• The sun emits white light because it is very hot indeed – much hotter than anything else in the video. The sun emits a lot of invisible (infra-red) radiation as well as the visible light which we use for seeing. Some of this light is reflected by our hands (which is why our hands have color) and some of it is absorbed. Some of it even passes through our hands – X-rays, for example – but there are very few of these getting to the surface of the earth from the sun. The light which is absorbed by our hands gets converted to heat. Normally, this heat is spread out over quite a big area, and so our body can get rid of it without the skin temperature getting too high. However, it you take the light from a large area (say, the size of a lens) and focus it to a small spot, then you deliver heat to that much smaller area faster than your skin can get rid of it, and the skin temperature rises. After a few seconds, if the sun is bright, the temperature is high enough to burn.

3. The fibre can be used to convert laser light into “rainbow” light – white light which contains all the colours of the rainbow! How can the fibre change the colour of light? Does the colour of light change when it passes through a window? What is the difference between the window glass and the short pulses in the fibre?
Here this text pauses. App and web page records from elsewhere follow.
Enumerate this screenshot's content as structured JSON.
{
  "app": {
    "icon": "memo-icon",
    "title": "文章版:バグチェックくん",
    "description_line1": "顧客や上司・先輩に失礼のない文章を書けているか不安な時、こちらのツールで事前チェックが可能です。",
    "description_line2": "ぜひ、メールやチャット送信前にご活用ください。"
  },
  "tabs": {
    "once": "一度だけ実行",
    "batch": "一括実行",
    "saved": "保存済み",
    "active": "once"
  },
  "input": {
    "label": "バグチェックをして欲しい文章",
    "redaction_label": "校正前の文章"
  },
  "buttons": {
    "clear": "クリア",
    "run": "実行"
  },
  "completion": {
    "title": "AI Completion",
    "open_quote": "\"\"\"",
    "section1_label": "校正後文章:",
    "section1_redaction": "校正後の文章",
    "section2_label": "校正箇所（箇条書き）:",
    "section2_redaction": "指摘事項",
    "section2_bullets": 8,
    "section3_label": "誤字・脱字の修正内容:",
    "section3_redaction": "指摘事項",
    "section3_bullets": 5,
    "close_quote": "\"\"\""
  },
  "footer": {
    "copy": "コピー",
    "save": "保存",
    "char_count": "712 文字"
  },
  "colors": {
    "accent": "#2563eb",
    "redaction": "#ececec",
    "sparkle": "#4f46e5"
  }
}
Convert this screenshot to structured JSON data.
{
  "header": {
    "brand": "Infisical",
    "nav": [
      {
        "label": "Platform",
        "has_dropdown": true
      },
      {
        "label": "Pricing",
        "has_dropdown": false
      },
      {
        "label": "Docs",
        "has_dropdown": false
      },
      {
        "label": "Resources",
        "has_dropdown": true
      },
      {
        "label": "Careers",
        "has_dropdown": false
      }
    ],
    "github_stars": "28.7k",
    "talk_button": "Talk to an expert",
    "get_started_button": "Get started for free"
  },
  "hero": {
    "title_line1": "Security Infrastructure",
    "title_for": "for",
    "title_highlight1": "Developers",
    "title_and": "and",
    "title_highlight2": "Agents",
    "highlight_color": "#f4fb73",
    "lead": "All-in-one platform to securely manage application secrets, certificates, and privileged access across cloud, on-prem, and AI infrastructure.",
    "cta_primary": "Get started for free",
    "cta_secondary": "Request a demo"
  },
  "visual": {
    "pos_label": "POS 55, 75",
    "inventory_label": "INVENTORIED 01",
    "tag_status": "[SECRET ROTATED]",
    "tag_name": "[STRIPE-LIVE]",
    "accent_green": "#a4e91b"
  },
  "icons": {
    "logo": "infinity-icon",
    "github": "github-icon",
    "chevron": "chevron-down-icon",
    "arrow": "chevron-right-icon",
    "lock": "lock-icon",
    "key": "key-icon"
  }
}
• Light is made up of photons, each of which has a fixed and distinct energy or wavelength (colour). To generate the rainbow, the total energy must be re-distributed amongst the photons. Practically, this cannot happen in vacuum – it must be “mediated” by the presence of a material. Even then, it does not happen easily or readily, but only when the light fields are very strong. The intensity of light in the fibre is about 100,000 million (!) times as bright as the intensity of sunlight. When the intensity gets that high, things can react strangely. One useful analogy is with a swing (the electrons in the material) being pushed by someone (the electric field of the light waves). If they push gently, the swing rocks back and forth in a simple way, oscillating at just one frequency. Now, imagine pushing 100,000 million times as hard! The swing might do something pretty strange as well! It would no longer oscillate at just one frequency! When this happens in a material, the electrons get shaken about in new ways. They use some of the incident energy to generate new frequencies (or colours) and so cause the rainbow of light you see in the video. When the driving force is light, this type of response is called “nonlinear” and we talk about a “nonlinear optical process”.

4. What applications can you think of for any of the fibres demonstrated in the video? Why would the fibres in the video be better than conventional fibres?

• Some properties of the new fibres which might be useful for applications are…hollow cores will not be damaged by high intensities. Vacuum core would not have any nonlinear response. Hollow cores might have very low attenuation (attenuation in fibres is usually caused by scattering). Solid-core fibres can be used to generate laser-like white light supercontinua. Some general areas to consider would be in medicine and biomedicine, surgery, materials processing, marking, projection television, telecommunications…

Jonathan Knight
March 2007


Funded by EPSRC © University of Bath 2007